- _EXERCISE AIM_
Please reproduce every record, keeping each one exactly as written.

- _Entries taken from a collection_
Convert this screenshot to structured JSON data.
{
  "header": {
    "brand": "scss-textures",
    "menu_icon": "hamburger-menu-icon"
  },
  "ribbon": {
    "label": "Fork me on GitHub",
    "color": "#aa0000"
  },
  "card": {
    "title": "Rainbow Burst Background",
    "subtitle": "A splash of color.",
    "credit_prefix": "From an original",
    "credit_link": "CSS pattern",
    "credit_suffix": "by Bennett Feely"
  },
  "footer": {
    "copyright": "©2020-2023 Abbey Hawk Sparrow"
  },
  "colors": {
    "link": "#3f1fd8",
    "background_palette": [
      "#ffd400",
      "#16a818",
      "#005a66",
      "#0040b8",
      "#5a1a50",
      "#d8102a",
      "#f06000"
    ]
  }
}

- _YOUR RESPONSE_
Convert this screenshot to structured JSON data.
{
  "header": {
    "brand": "scss-textures",
    "menu_icon": "hamburger-menu-icon"
  },
  "ribbon": {
    "label": "Fork me on GitHub",
    "color": "#aa0000"
  },
  "card": {
    "title": "Rainbow Burst Background",
    "subtitle": "A splash of color.",
    "credit_prefix": "From an original",
    "credit_link": "CSS pattern",
    "credit_suffix": "by Bennett Feely"
  },
  "footer": {
    "copyright": "©2020-2023 Abbey Hawk Sparrow"
  },
  "colors": {
    "link": "#3f1fd8",
    "background_palette": [
      "#ffd400",
      "#16a818",
      "#005a66",
      "#0040b8",
      "#5a1a50",
      "#d8102a",
      "#f06000"
    ]
  }
}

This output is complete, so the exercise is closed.